Excerpts from an interface dataset:
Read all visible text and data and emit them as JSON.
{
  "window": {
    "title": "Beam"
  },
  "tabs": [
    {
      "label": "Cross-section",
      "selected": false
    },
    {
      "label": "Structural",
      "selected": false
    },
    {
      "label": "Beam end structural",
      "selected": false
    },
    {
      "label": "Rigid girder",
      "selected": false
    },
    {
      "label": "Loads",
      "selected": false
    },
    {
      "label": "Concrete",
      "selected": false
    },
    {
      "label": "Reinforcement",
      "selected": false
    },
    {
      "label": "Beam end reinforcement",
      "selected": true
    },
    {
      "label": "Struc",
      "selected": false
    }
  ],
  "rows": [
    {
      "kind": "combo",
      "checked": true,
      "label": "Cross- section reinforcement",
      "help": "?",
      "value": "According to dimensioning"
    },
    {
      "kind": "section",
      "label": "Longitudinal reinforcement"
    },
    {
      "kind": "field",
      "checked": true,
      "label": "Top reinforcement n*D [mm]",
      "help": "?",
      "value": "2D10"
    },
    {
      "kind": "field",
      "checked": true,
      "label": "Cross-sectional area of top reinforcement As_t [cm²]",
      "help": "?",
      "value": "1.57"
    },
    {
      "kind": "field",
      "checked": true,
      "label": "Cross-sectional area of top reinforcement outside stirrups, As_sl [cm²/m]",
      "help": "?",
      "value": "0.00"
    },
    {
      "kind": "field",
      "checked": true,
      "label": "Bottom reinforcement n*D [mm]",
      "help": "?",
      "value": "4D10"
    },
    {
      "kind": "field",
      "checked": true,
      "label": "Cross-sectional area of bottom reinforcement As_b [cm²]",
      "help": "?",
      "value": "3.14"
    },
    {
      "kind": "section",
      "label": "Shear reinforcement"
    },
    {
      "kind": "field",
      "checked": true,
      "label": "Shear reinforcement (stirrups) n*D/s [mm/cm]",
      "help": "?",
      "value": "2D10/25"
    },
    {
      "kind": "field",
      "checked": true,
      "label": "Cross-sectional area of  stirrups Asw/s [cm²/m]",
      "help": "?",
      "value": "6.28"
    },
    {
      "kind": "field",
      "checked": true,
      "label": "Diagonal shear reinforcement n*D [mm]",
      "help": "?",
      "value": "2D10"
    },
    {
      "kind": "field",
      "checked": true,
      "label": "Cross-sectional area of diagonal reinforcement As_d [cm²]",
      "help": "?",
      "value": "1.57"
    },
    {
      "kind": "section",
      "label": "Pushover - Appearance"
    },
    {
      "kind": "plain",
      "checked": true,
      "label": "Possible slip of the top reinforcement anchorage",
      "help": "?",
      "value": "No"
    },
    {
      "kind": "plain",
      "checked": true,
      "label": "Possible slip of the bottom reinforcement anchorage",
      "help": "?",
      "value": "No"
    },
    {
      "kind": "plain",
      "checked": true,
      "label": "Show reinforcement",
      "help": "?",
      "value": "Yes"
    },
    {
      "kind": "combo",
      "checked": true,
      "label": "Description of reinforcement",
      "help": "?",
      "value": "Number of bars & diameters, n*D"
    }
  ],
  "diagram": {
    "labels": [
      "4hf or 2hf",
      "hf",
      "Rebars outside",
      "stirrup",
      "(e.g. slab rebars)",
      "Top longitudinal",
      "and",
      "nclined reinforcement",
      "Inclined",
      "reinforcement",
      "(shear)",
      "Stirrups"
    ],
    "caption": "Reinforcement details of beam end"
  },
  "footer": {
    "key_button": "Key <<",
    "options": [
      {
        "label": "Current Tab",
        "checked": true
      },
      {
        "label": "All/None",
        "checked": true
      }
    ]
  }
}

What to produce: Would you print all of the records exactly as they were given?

Response below:
Read all visible text and data and emit them as JSON.
{
  "window": {
    "title": "Beam"
  },
  "tabs": [
    {
      "label": "Cross-section",
      "selected": false
    },
    {
      "label": "Structural",
      "selected": false
    },
    {
      "label": "Beam end structural",
      "selected": false
    },
    {
      "label": "Rigid girder",
      "selected": false
    },
    {
      "label": "Loads",
      "selected": false
    },
    {
      "label": "Concrete",
      "selected": false
    },
    {
      "label": "Reinforcement",
      "selected": false
    },
    {
      "label": "Beam end reinforcement",
      "selected": true
    },
    {
      "label": "Struc",
      "selected": false
    }
  ],
  "rows": [
    {
      "kind": "combo",
      "checked": true,
      "label": "Cross- section reinforcement",
      "help": "?",
      "value": "According to dimensioning"
    },
    {
      "kind": "section",
      "label": "Longitudinal reinforcement"
    },
    {
      "kind": "field",
      "checked": true,
      "label": "Top reinforcement n*D [mm]",
      "help": "?",
      "value": "2D10"
    },
    {
      "kind": "field",
      "checked": true,
      "label": "Cross-sectional area of top reinforcement As_t [cm²]",
      "help": "?",
      "value": "1.57"
    },
    {
      "kind": "field",
      "checked": true,
      "label": "Cross-sectional area of top reinforcement outside stirrups, As_sl [cm²/m]",
      "help": "?",
      "value": "0.00"
    },
    {
      "kind": "field",
      "checked": true,
      "label": "Bottom reinforcement n*D [mm]",
      "help": "?",
      "value": "4D10"
    },
    {
      "kind": "field",
      "checked": true,
      "label": "Cross-sectional area of bottom reinforcement As_b [cm²]",
      "help": "?",
      "value": "3.14"
    },
    {
      "kind": "section",
      "label": "Shear reinforcement"
    },
    {
      "kind": "field",
      "checked": true,
      "label": "Shear reinforcement (stirrups) n*D/s [mm/cm]",
      "help": "?",
      "value": "2D10/25"
    },
    {
      "kind": "field",
      "checked": true,
      "label": "Cross-sectional area of  stirrups Asw/s [cm²/m]",
      "help": "?",
      "value": "6.28"
    },
    {
      "kind": "field",
      "checked": true,
      "label": "Diagonal shear reinforcement n*D [mm]",
      "help": "?",
      "value": "2D10"
    },
    {
      "kind": "field",
      "checked": true,
      "label": "Cross-sectional area of diagonal reinforcement As_d [cm²]",
      "help": "?",
      "value": "1.57"
    },
    {
      "kind": "section",
      "label": "Pushover - Appearance"
    },
    {
      "kind": "plain",
      "checked": true,
      "label": "Possible slip of the top reinforcement anchorage",
      "help": "?",
      "value": "No"
    },
    {
      "kind": "plain",
      "checked": true,
      "label": "Possible slip of the bottom reinforcement anchorage",
      "help": "?",
      "value": "No"
    },
    {
      "kind": "plain",
      "checked": true,
      "label": "Show reinforcement",
      "help": "?",
      "value": "Yes"
    },
    {
      "kind": "combo",
      "checked": true,
      "label": "Description of reinforcement",
      "help": "?",
      "value": "Number of bars & diameters, n*D"
    }
  ],
  "diagram": {
    "labels": [
      "4hf or 2hf",
      "hf",
      "Rebars outside",
      "stirrup",
      "(e.g. slab rebars)",
      "Top longitudinal",
      "and",
      "nclined reinforcement",
      "Inclined",
      "reinforcement",
      "(shear)",
      "Stirrups"
    ],
    "caption": "Reinforcement details of beam end"
  },
  "footer": {
    "key_button": "Key <<",
    "options": [
      {
        "label": "Current Tab",
        "checked": true
      },
      {
        "label": "All/None",
        "checked": true
      }
    ]
  }
}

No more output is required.